Gov. Brian Kemp highlighted improving COVID-19 novel coronavirus disease numbers at public appearances this week, but he hesitated to say when he expects to stop renewing his public health state of emergency declarations meant to address the ongoing pandemic.
Kemp extended his public health emergency declaration this past week until October, the latest in a series of extensions since the spring. He also highlighted declining numbers related to the pandemic during an appearance at Amazon’s new facility in south Gwinnett on Tuesday.
After an appearance with U.S. Sen. Kelly Loeffler in Peachtree Corners on Wednesday, he addressed the question of whether the declaration could last through the end of the year.
“There’s a lot of things that the public health state of emergency state of emergency allows us to do as a state, to have uniformity in many ways with what we’re opening, what we’re doing with the national guard in testing, a lot of funding type issues that we’ve been able to do and so I don’t really see that going away in the foreseeable future,” Kemp said. “Certainly not until we can get a vaccine or whether we reach herd immunity, or whatever that point is, and I couldn’t tell you whether that’s going to be in late November, January, this coming spring or next summer.”
Gwinnett County had a total of 2,250 new COVID-19 cases reported in the last two weeks, with a two-week incidence rate of 232 cases for every 100,000 Gwinnettians, according to data released by the Georgia Department of Public Health on Thursday afternoon.
Both numbers were down from there they were earlier in the week as new cases reports continue to decline in Gwinnett.
In all, Gwinnett has seen a total of 24,763 COVID-19 cases, 2,493 hospitalizations and 346 deaths since the first cases appeared in March.
The county has had an overall incidence rate — counting all cases since March — of 2,549.88 cases for every 100,000 residents.
The Georgia Department of Public Health reported Gwinnett has had a two-week positivity rate of 7.5% over the last two weeks and a total positivity rate of 11.8% as of Thursday.
Statewide, there have been 277,288 cases of COVID-19, 5,868 deaths, 4,628 ICU admissions and 25,529 hospitalizations reported in Georgia.
“Thankfully, here in Georgia, we’re seeing encouraging signs of progress on a lot of fronts,” Kemp said at a press conference at the new Amazon fulfillment center in south Gwinnett on Tuesday. “Georgia’s seven-day average of new COVID-19 cases has dropped by 35%. Our percent positive has rapidly declined and now COVID-19 hospitalizations are down below 2,000. That is a 38% decrease from our peak and the lowest since early July.”

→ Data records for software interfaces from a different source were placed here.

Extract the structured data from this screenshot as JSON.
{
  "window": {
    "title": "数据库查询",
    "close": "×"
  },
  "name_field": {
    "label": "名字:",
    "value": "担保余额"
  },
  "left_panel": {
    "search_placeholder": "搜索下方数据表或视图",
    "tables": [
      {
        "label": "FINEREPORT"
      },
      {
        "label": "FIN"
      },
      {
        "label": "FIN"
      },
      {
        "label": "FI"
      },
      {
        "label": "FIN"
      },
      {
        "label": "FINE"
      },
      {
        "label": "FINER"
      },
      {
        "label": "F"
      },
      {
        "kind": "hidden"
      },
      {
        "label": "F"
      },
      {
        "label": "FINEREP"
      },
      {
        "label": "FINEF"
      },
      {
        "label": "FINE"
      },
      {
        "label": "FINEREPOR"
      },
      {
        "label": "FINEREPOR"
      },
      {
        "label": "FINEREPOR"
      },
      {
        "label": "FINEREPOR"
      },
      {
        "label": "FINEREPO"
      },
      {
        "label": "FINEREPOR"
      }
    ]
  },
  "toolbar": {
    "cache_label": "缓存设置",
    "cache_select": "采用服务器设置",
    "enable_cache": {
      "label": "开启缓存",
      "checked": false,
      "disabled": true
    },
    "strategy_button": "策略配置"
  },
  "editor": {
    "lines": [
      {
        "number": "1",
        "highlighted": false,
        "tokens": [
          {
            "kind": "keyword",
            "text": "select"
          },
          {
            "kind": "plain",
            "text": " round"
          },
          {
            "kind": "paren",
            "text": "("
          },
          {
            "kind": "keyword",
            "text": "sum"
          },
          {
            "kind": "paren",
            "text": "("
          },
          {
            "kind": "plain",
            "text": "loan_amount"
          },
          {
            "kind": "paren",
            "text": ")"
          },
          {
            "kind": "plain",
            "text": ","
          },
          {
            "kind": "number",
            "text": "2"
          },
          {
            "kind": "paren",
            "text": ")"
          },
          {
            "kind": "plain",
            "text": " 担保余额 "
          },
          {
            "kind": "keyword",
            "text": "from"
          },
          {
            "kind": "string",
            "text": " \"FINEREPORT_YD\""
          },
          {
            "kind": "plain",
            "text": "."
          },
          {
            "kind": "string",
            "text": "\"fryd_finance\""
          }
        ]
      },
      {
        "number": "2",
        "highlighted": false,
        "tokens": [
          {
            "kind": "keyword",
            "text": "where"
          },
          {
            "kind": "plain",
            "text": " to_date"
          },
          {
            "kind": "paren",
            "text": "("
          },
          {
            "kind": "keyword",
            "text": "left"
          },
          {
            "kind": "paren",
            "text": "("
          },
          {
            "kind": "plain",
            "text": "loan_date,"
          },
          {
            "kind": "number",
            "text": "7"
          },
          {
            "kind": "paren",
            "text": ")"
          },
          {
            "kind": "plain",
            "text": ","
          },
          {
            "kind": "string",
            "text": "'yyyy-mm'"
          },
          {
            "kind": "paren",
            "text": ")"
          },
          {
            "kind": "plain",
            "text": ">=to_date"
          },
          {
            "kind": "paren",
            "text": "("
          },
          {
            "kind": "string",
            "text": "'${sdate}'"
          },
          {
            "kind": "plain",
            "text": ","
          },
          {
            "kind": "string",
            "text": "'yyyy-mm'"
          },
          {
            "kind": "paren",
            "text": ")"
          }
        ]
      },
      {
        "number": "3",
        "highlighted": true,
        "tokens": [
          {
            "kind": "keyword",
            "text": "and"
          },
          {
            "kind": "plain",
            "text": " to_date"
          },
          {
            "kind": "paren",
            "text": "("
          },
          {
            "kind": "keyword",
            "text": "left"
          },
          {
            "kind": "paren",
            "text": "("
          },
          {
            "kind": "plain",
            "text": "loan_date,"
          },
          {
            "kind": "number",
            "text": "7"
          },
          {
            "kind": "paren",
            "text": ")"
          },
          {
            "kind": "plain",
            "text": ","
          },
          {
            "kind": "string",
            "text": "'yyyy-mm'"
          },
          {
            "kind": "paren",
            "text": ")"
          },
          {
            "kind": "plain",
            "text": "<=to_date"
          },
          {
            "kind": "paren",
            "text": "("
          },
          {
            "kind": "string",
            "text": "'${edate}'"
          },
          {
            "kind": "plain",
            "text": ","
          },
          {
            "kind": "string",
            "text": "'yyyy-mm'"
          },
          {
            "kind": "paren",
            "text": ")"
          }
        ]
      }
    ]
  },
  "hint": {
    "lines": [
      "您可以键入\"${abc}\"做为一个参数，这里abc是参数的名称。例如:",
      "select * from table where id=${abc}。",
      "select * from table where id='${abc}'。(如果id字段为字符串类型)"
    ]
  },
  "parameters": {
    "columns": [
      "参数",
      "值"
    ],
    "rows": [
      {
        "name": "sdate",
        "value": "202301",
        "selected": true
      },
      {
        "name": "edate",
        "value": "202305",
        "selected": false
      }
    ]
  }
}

In addition to those stats, the U.S. Centers for Disease Control and Prevention announced a vaccine is expected to become available to states around early November. Kemp has appointed Insurance and Fire Safety commissioner John King to oversee the distribution of the vaccine once it is available in Georgia.
“We know it’s going to be critical to, No. 1, get the vaccine but, No. 2, to distribute it very quickly,” Kemp said during his visit to Peachtree Corners on Wednesday. “I’ve been in conversations with Gen. John King about leading a task force that would kind of brainstorm and out all the nuts and bolts together to do that.”
A new concern has been how people will behave during the Labor Day holiday this weekend. The governor said spikes in new cases were seen after the last two major holidays, Memorial Day and the Fourth of July, and officials are trying to get ahead of the issue for Labor Day.
Kemp was expected to do a fly around tour of the state this past week to encourage Georgians to stay safe and follow public health guidelines during the holiday weekend.
“We’ve got to take this one day at a time,” Kemp said on Wednesday. “People need to mask up, keep your social distance, wash your hands, follow the guidelines. That’s especially important going into this holiday weekend where we don’t have a bump or a spike like we saw with Memorial Day and the Fourth of July.”